* _Problem requirements_
State how many lines of the records below contain the word "folders", giving the number and nothing else.
───── Data for this task ─────
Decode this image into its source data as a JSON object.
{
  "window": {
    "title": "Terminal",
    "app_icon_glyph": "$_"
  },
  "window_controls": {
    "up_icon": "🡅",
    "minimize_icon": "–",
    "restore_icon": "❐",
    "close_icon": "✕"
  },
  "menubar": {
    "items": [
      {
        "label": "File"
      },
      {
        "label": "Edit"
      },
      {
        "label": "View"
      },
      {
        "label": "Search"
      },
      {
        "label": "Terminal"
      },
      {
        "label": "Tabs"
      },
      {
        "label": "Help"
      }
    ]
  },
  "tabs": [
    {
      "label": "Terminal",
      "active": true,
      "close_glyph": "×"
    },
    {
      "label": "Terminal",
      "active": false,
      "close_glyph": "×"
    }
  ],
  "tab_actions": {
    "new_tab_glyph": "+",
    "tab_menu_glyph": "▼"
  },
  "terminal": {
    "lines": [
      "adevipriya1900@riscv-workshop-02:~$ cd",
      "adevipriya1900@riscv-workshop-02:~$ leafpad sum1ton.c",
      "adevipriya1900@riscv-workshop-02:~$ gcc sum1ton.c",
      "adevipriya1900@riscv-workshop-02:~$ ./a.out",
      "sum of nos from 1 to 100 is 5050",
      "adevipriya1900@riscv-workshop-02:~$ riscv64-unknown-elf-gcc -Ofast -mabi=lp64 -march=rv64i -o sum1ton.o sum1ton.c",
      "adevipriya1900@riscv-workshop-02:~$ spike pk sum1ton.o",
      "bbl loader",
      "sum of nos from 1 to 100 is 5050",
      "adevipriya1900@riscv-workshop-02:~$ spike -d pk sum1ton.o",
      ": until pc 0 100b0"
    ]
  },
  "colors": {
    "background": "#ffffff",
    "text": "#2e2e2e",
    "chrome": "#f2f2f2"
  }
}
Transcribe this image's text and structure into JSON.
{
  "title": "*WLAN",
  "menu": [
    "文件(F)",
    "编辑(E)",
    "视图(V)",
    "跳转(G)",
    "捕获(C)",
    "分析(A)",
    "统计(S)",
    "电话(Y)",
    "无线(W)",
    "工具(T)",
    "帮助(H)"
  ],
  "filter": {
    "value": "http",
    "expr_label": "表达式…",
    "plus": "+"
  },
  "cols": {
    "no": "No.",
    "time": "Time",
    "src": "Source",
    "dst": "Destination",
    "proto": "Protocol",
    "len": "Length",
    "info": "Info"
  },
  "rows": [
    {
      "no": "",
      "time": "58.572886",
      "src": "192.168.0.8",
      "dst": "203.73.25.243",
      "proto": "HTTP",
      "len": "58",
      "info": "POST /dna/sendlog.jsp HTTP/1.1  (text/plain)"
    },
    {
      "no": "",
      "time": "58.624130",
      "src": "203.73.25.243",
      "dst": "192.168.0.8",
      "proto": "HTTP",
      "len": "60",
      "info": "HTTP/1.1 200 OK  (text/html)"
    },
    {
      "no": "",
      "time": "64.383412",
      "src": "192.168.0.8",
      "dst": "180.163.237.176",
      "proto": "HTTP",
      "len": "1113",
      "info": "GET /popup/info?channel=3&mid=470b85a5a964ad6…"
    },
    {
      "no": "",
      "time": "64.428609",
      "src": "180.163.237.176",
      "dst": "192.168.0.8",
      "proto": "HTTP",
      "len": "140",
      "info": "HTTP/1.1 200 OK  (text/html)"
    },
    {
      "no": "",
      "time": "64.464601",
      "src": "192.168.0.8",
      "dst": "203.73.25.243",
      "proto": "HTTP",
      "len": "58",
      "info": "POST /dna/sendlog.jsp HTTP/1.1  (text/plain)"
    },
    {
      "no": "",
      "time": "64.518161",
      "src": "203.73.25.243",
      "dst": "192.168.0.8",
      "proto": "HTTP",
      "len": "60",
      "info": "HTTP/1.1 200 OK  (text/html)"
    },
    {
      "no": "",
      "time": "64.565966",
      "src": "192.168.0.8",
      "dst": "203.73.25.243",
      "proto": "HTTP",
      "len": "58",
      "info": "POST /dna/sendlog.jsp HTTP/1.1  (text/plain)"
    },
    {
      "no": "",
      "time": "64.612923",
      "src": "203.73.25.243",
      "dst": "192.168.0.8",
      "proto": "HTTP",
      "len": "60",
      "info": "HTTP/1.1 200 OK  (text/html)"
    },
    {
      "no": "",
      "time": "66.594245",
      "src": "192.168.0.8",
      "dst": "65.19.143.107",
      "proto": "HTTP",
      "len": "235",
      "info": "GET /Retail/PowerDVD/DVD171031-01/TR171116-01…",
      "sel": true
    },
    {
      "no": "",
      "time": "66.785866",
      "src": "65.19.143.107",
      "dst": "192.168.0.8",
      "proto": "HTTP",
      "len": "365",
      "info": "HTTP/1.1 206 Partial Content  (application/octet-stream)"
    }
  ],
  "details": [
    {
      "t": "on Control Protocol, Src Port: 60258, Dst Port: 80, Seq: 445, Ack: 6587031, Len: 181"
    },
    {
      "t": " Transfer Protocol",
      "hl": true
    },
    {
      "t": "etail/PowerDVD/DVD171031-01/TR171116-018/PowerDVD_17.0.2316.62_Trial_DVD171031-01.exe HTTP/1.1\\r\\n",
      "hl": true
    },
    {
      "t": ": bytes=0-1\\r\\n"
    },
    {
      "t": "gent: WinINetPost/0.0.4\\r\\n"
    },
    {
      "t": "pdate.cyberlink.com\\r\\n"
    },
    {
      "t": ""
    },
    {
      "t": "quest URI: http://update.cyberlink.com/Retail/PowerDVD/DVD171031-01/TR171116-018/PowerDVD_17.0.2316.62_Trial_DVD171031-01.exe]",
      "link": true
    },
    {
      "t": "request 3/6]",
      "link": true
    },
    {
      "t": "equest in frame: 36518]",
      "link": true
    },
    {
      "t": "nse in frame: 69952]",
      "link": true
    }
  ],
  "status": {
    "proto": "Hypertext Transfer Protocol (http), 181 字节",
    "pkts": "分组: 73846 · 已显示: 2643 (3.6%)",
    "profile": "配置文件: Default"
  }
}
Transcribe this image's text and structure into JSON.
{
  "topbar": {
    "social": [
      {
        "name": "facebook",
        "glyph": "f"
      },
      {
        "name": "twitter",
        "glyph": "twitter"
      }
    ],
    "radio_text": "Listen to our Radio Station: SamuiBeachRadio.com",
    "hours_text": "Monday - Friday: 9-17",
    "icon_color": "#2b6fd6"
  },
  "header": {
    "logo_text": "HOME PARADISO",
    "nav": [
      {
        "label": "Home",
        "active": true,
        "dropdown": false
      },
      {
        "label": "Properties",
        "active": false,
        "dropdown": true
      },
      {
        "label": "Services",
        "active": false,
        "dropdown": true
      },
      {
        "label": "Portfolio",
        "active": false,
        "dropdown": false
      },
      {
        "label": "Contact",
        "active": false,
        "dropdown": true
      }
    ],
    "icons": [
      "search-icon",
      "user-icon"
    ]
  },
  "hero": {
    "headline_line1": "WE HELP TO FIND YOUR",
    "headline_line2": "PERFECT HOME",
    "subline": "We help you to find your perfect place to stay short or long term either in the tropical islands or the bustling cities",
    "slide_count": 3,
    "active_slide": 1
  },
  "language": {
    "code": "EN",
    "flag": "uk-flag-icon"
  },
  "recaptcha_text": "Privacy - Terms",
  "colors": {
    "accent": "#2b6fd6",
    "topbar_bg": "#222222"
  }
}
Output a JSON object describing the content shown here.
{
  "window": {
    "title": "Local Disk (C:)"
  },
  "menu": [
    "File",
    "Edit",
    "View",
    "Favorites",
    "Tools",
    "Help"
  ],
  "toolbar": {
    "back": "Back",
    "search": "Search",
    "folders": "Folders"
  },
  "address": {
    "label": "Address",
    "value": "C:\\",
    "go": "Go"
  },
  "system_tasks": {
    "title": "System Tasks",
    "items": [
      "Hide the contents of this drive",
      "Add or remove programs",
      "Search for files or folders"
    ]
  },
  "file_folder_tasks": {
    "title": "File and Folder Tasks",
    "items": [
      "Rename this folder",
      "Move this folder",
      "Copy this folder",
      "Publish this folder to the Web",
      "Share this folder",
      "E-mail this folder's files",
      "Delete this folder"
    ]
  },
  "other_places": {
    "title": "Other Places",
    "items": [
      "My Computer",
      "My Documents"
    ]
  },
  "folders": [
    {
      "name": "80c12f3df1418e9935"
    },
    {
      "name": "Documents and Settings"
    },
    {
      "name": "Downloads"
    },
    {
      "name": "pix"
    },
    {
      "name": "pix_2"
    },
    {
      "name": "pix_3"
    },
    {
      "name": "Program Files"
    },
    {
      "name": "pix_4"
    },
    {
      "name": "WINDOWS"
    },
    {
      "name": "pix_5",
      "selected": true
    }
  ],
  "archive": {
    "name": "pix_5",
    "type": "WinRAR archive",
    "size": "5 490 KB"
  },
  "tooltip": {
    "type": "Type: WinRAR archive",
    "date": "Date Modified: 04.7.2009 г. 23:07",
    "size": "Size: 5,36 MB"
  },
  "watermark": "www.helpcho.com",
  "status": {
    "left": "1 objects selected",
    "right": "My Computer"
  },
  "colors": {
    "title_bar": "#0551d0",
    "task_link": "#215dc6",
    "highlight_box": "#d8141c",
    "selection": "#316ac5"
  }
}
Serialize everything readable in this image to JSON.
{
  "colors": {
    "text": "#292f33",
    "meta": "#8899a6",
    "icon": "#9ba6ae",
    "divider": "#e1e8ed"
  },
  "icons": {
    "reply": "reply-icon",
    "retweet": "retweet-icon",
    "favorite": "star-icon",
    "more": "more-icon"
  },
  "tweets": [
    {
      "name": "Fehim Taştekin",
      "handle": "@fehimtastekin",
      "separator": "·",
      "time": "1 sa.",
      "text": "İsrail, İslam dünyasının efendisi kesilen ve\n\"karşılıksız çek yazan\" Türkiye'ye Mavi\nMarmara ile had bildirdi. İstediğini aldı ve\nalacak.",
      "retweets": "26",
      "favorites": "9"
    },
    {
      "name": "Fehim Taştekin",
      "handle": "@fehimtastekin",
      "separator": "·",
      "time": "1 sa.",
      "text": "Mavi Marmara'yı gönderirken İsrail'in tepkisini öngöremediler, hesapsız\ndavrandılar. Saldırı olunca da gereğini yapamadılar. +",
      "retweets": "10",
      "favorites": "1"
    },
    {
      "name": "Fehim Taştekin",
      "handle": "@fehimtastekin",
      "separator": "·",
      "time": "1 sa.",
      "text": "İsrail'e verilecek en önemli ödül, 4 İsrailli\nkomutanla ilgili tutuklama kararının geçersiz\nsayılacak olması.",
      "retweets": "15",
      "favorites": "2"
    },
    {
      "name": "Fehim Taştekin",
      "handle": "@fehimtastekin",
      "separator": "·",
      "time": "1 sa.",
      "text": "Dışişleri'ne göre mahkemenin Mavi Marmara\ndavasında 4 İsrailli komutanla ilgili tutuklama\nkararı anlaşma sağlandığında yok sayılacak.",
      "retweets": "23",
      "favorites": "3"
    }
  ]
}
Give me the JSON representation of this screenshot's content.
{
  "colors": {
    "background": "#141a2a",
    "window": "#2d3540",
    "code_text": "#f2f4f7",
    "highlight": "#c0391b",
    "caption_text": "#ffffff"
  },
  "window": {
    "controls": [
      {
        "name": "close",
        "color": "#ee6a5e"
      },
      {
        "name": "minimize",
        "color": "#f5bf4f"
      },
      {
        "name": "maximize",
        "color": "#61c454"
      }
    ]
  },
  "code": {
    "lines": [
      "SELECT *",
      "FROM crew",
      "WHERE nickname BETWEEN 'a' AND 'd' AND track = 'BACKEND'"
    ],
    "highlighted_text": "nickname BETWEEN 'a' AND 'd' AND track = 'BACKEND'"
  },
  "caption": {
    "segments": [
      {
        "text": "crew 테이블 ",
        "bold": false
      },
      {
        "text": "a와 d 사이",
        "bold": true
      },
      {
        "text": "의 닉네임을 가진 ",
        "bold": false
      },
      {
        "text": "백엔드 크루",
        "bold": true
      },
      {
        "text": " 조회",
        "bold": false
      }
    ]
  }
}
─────
* _Output_
3